During a much-hyped conference call, Musk said his Palo Alto-based company has partnered with Wells Fargo and US Bank to provide a financing plan that he said provides the best elements of ownership and leasing.
Noting that some potential customers are nervous about buying an electric car because they're concerned they might depreciate in value quickly, Musk said, "Our goal is to give customers complete peace of mind" by offering customers the same residual value as the Mercedes S Class after three years.
He said customers "are guaranteed to be on a par with one of the best cars in the world," adding that Daimler, which makes Mercedes cars, is a partner with Tesla and an investor in it. Musk said he's confident that Tesla, which announced on Sunday that it will have its first quarterly profit in its 10-year history, will be successful enough to have the money to back up his guarantee.

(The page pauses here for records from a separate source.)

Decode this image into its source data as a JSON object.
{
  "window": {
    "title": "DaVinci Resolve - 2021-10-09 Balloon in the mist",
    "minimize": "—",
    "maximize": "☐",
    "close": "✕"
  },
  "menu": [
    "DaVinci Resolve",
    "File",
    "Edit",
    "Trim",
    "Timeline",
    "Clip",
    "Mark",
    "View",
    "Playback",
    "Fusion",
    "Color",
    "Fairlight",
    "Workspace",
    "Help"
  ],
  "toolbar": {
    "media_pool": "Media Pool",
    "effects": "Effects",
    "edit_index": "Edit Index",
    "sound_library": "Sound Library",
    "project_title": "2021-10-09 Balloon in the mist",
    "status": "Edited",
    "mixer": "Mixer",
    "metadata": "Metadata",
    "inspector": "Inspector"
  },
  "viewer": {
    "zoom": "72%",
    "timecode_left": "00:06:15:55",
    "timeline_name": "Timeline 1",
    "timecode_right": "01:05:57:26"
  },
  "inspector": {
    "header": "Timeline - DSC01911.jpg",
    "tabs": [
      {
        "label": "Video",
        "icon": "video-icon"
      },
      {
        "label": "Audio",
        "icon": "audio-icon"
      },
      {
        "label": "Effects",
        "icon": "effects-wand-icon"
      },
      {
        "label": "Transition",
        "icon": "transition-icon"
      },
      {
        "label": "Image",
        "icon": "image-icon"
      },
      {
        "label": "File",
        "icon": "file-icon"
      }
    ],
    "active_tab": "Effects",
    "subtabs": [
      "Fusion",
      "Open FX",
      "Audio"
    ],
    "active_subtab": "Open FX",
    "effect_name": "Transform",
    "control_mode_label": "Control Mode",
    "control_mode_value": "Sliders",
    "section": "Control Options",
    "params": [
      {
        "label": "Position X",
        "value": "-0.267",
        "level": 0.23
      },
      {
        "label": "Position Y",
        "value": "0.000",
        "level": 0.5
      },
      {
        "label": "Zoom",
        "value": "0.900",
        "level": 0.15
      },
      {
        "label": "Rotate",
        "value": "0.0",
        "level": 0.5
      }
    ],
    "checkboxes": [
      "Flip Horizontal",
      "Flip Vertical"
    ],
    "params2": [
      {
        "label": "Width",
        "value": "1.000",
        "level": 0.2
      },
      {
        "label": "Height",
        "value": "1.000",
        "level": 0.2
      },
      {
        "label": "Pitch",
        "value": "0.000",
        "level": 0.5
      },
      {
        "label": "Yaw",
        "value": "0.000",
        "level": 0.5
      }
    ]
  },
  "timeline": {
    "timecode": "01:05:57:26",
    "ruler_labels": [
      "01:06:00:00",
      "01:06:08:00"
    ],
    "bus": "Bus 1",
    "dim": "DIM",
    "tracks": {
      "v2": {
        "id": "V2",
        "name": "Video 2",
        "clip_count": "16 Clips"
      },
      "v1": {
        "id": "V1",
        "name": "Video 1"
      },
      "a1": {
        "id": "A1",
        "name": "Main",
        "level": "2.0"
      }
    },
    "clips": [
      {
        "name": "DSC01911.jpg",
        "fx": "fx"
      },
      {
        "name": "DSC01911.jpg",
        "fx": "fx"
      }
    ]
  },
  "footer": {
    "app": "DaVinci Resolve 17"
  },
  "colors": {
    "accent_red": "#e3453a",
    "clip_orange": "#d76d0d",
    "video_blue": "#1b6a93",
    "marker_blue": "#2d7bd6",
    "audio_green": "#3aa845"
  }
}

But he said that as an additional guarantee, he's offering to dip into his personal fortune to pay customers if necessary. "I'm putting my money where my mouth is," Musk said. Forbes magazine has estimated that Musk has a net worth of $11 billion and he admitted the magazine was "not far off."
But after laughing he said, "They're being too generous" and the $11 billion figure "sounds a bit high."
Tesla is making the Model S at the former New United Motors Manufacturing Inc. facility in Fremont, which has a long history as an auto plant dating back to 1960. The NUMMI plant shut down on April 1, 2010, after General Motors and Toyota Motor Corp., ended their partnership to make cars there, but Tesla announced it would buy the factory on May 20, 2010.
The deal was completed in October 2010 and Tesla began delivering the first Model S cars last June 22.
In announcing its firs quarterly profit, Tesla said it delivered more than 4,750 cars in the first three months of this year, beating its forecast of 4,500. However, Tesla said only 4 percent of its customers have chosen the least expensive version of the Model S electric sedan, which has a base price of $59,000, so it will stop making the cheaper model and only make more expensive versions that range from $70,000 to $95,000.
Musk said, "I'd like to broaden the affordability of the car" and he hopes the new financing plan will accomplish that goal. He said US Bank and Wells Fargo have agreed to provide 10 percent down financing on the purchase of a Model S for customers with good credit and that payment will be covered by federal and state tax guarantees that range from $7,500 to $15,000, depending on each state.
Musk said that he believes the true net out-of-pocket cost of owning a mid-range Model S will drop to less than $500 a month when considering the savings from using electricity instead of gasoline, depreciation benefits and other factors. After 3 years, customers will have the right, not the obligation, to sell their Model S to Tesla for the same residual value as the Mercedes S Class car, he said.
"It's not like a lease per se, it's financing a car over three years and a loan you can collapse and be done with it," Musk said.